Jazz and country music are half-siblings. Both are uniquely American forms. Both derive from folk music associated with people on the cultural fringes (jazz from African-Am…
One of the pleasures of reviewing jazz CDs is coming upon something new and unexpected. Such is the case with Frain/Dunlap’s impressive debut recording, Pull the Shades<…
Last year’s Meant to Be found pianist Ramsey Lewis in the affable company of veteran songstress Nancy Wilson. Their collaboration produced a pleasant and satisfying …
It’s a bad sign when an artist asks a reviewer to "ignore the low rent back-up band" on his CD. It shows a lack of confidence in the finished product. The back-up band whic…
If the study of mythology has taught us anything, it’s that legends have the most meaning when they have an ending. Would the Norse Gods be half as glorious without the knowledge of the final Ragnorok? Would Homer’s Odyssey be the same without the eventual homecoming? This year saw the passing of one of American music’s greatest legends, Ray Charles.

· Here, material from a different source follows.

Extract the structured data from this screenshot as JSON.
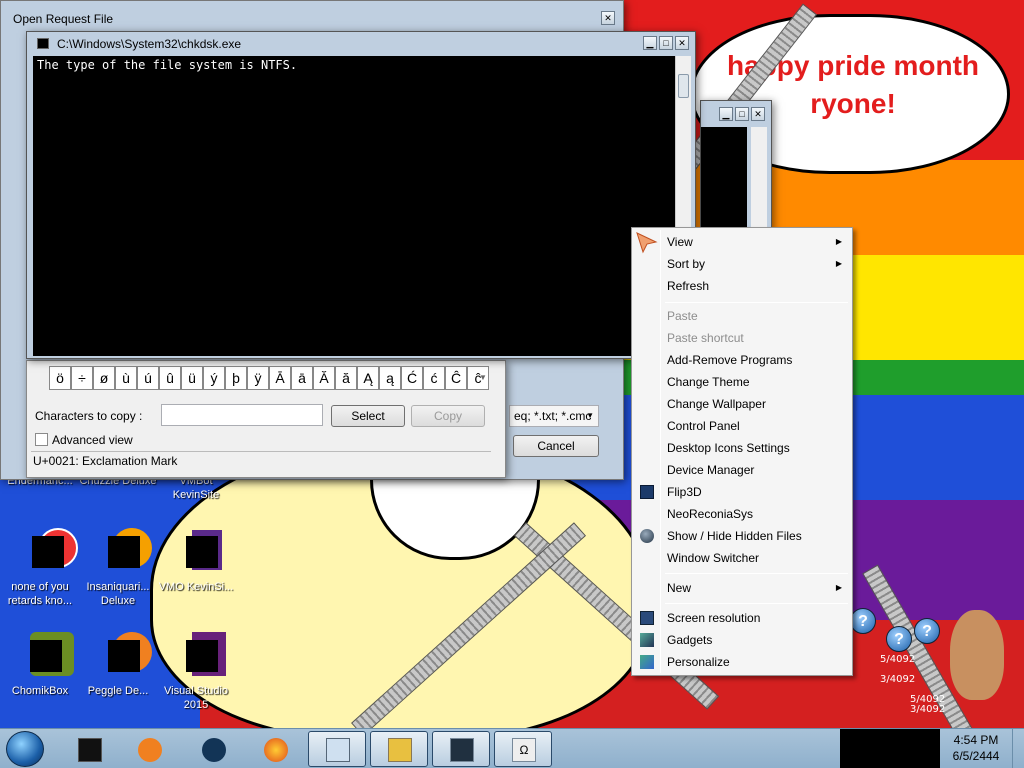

I had the opportunity to speak with John Burk, a Vice-President of Concord Records and co-producer of Ray’s final album, Genius Loves Com …
29.01.2011

Blackout Over Albany

Published in Concert Reviews
"Why y’all so quiet?" With these words Stefon Harris broke the silent expectation of the crowd at Albany’s Center for the Performing Arts, colloquially known as The Egg, on Friday, June 6th. As a low chuckle spread through the audience, someone shouted out: "We’re waiting for you!" Harris laughed. "Well, we’re ‘bout to have some fun." Harris emphatically remarked as the five members of Blackout readied their instruments. Fun is an inadequate word for what followed. Put simply, Blac